◆ **What to produce**:
Check each line below for the word "JSON", and copy those that have it.
╭─ Dataset records
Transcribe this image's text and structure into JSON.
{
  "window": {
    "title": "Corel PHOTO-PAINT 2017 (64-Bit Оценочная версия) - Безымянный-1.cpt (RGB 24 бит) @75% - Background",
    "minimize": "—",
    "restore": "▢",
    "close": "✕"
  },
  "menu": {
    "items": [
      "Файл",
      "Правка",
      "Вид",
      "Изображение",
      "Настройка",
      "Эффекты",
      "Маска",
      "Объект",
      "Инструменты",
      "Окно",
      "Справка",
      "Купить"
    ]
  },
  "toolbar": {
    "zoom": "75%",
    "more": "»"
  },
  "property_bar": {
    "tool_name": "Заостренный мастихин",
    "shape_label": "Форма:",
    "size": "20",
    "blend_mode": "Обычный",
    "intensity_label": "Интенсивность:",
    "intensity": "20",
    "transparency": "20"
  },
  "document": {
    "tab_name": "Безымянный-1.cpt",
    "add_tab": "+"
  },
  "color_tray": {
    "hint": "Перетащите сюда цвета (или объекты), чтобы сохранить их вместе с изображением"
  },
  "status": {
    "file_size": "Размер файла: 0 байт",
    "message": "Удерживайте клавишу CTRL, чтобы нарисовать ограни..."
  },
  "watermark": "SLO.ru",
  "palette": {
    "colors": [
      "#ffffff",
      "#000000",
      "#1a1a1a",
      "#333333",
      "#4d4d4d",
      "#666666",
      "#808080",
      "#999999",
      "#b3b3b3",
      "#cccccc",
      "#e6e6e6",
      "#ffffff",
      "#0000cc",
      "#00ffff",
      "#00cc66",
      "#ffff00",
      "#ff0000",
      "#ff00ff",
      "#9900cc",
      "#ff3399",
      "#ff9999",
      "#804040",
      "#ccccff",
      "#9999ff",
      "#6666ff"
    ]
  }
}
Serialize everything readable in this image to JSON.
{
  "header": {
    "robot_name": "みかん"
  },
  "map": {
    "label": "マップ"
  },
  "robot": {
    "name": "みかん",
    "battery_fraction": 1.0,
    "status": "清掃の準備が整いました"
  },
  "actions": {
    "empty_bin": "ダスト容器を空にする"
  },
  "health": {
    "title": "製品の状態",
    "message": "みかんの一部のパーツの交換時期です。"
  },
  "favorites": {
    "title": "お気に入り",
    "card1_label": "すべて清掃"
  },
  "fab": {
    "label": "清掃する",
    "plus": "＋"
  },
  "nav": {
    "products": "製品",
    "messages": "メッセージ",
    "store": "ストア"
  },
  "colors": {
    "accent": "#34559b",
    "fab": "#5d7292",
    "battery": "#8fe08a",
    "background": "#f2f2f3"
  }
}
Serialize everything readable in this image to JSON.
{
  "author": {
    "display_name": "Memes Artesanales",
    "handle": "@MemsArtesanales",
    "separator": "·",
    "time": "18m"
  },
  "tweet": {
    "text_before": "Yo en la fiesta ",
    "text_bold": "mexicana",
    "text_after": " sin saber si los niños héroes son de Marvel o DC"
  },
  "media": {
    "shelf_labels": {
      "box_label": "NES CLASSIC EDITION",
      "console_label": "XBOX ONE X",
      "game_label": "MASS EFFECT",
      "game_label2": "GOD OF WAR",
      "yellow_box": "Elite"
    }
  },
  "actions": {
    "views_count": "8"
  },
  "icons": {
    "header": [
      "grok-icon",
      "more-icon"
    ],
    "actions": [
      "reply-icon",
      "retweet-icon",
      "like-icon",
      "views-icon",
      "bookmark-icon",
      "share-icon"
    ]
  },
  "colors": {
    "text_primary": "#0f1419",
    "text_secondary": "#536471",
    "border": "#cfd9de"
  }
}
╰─
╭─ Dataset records
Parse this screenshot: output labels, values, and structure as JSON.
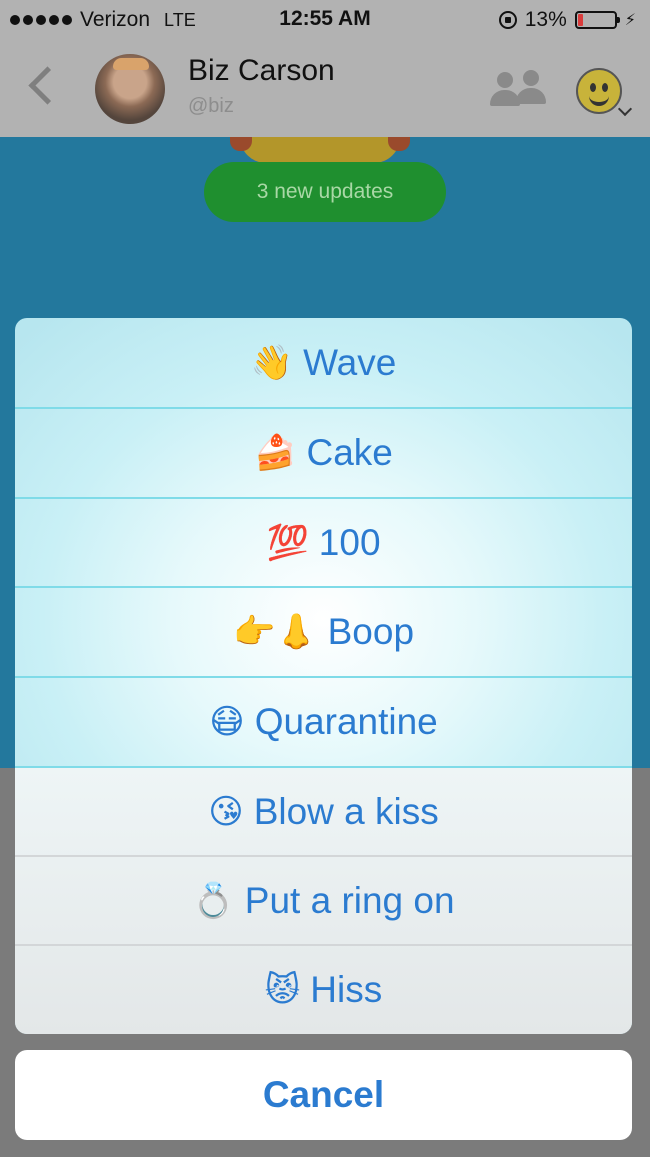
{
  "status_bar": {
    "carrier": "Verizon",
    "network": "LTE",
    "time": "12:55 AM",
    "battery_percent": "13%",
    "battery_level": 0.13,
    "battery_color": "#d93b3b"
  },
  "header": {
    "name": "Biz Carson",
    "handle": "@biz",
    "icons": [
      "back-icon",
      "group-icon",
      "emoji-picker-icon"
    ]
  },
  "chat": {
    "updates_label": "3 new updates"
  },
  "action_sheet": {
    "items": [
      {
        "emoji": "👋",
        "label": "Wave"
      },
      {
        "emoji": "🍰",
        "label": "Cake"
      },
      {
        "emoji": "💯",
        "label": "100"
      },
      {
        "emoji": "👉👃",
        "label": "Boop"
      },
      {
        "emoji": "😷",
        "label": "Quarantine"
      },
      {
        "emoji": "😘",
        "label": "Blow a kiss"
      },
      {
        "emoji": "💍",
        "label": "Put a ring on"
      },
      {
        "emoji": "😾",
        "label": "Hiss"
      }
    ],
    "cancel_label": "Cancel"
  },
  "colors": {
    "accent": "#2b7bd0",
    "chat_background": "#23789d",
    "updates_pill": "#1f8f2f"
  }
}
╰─
◆ **Response to the exercise**:
Transcribe this image's text and structure into JSON.
Serialize everything readable in this image to JSON.
Serialize everything readable in this image to JSON.
Parse this screenshot: output labels, values, and structure as JSON.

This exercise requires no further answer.